• **Exercise**: An exact, complete copy of the data that follows is needed.

• **Given data**:

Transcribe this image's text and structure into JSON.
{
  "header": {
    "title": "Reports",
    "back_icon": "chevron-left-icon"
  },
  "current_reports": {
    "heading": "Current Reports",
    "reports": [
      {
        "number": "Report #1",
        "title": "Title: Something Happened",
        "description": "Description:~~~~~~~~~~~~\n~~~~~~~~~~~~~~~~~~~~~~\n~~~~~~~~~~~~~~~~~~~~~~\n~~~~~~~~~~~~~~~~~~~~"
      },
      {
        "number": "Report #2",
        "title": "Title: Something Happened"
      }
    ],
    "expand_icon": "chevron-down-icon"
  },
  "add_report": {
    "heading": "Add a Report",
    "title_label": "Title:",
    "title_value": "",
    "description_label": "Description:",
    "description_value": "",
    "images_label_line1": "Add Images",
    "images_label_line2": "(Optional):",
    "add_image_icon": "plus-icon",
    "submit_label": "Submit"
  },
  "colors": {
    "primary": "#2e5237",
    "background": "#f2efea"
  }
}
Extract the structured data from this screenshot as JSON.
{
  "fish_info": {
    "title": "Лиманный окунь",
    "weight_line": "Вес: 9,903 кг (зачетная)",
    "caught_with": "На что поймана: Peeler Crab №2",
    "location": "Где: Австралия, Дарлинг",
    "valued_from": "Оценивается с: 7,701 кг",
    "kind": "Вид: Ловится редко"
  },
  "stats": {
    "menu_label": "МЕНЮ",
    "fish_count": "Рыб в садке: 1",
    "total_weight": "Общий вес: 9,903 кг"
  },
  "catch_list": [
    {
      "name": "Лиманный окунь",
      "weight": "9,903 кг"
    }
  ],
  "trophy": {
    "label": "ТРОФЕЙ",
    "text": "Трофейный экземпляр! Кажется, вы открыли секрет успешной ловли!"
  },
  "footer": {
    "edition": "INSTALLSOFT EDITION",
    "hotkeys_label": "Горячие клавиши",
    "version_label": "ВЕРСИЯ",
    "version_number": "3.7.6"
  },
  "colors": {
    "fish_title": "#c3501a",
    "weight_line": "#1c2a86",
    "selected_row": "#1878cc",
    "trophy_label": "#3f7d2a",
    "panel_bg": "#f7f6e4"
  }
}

• **Your solution**:
Transcribe this image's text and structure into JSON.
{
  "header": {
    "title": "Reports",
    "back_icon": "chevron-left-icon"
  },
  "current_reports": {
    "heading": "Current Reports",
    "reports": [
      {
        "number": "Report #1",
        "title": "Title: Something Happened",
        "description": "Description:~~~~~~~~~~~~\n~~~~~~~~~~~~~~~~~~~~~~\n~~~~~~~~~~~~~~~~~~~~~~\n~~~~~~~~~~~~~~~~~~~~"
      },
      {
        "number": "Report #2",
        "title": "Title: Something Happened"
      }
    ],
    "expand_icon": "chevron-down-icon"
  },
  "add_report": {
    "heading": "Add a Report",
    "title_label": "Title:",
    "title_value": "",
    "description_label": "Description:",
    "description_value": "",
    "images_label_line1": "Add Images",
    "images_label_line2": "(Optional):",
    "add_image_icon": "plus-icon",
    "submit_label": "Submit"
  },
  "colors": {
    "primary": "#2e5237",
    "background": "#f2efea"
  }
}
Extract the structured data from this screenshot as JSON.
{
  "fish_info": {
    "title": "Лиманный окунь",
    "weight_line": "Вес: 9,903 кг (зачетная)",
    "caught_with": "На что поймана: Peeler Crab №2",
    "location": "Где: Австралия, Дарлинг",
    "valued_from": "Оценивается с: 7,701 кг",
    "kind": "Вид: Ловится редко"
  },
  "stats": {
    "menu_label": "МЕНЮ",
    "fish_count": "Рыб в садке: 1",
    "total_weight": "Общий вес: 9,903 кг"
  },
  "catch_list": [
    {
      "name": "Лиманный окунь",
      "weight": "9,903 кг"
    }
  ],
  "trophy": {
    "label": "ТРОФЕЙ",
    "text": "Трофейный экземпляр! Кажется, вы открыли секрет успешной ловли!"
  },
  "footer": {
    "edition": "INSTALLSOFT EDITION",
    "hotkeys_label": "Горячие клавиши",
    "version_label": "ВЕРСИЯ",
    "version_number": "3.7.6"
  },
  "colors": {
    "fish_title": "#c3501a",
    "weight_line": "#1c2a86",
    "selected_row": "#1878cc",
    "trophy_label": "#3f7d2a",
    "panel_bg": "#f7f6e4"
  }
}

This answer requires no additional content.